Task requirements: Across the listing below, state how many lines hold the string "name"; write nothing but that number.

- Opening Delimiter -

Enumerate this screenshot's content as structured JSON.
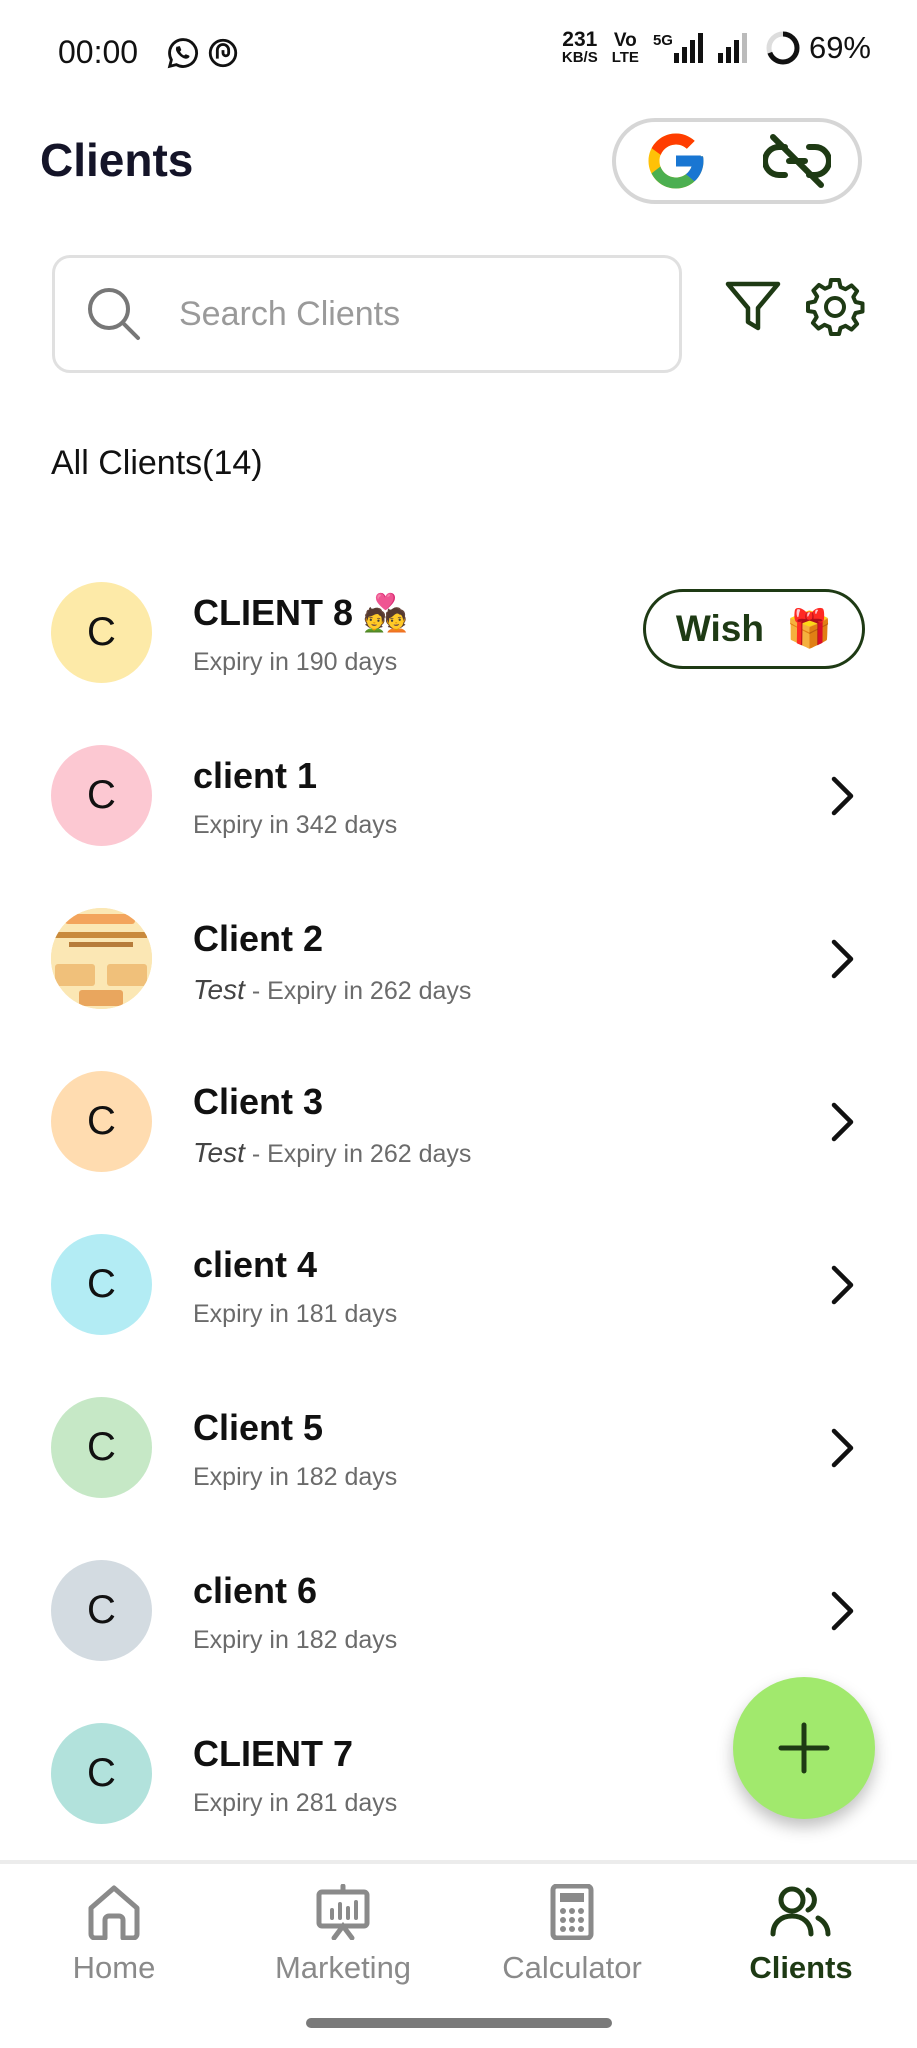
{
  "status_bar": {
    "time": "00:00",
    "net_speed_top": "231",
    "net_speed_unit": "KB/S",
    "volte_top": "Vo",
    "volte_bottom": "LTE",
    "network": "5G",
    "battery": "69%"
  },
  "header": {
    "title": "Clients",
    "google_icon": "google-logo-icon",
    "link_icon": "unlink-icon"
  },
  "search": {
    "placeholder": "Search Clients",
    "value": ""
  },
  "list_header": "All Clients(14)",
  "clients": [
    {
      "initial": "C",
      "name": "CLIENT 8 💑",
      "note": "",
      "expiry": "Expiry in 190 days",
      "avatar_color": "#fdeaa8",
      "action": "Wish",
      "action_icon": "🎁"
    },
    {
      "initial": "C",
      "name": "client 1",
      "note": "",
      "expiry": "Expiry in 342 days",
      "avatar_color": "#fcc8d2"
    },
    {
      "initial": "",
      "name": "Client 2",
      "note": "Test",
      "expiry": " - Expiry in 262 days",
      "avatar_color": "#fbe3a8"
    },
    {
      "initial": "C",
      "name": "Client 3",
      "note": "Test",
      "expiry": " - Expiry in 262 days",
      "avatar_color": "#ffdcb0"
    },
    {
      "initial": "C",
      "name": "client 4",
      "note": "",
      "expiry": "Expiry in 181 days",
      "avatar_color": "#b3ecf4"
    },
    {
      "initial": "C",
      "name": "Client 5",
      "note": "",
      "expiry": "Expiry in 182 days",
      "avatar_color": "#c6e8c6"
    },
    {
      "initial": "C",
      "name": "client 6",
      "note": "",
      "expiry": "Expiry in 182 days",
      "avatar_color": "#d3dbe1"
    },
    {
      "initial": "C",
      "name": "CLIENT 7",
      "note": "",
      "expiry": "Expiry in 281 days",
      "avatar_color": "#b2e2dc"
    }
  ],
  "nav": {
    "home": "Home",
    "marketing": "Marketing",
    "calculator": "Calculator",
    "clients": "Clients"
  },
  "colors": {
    "accent": "#1e3a14",
    "fab": "#a1e96d"
  }
}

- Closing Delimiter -

Worked solution: 8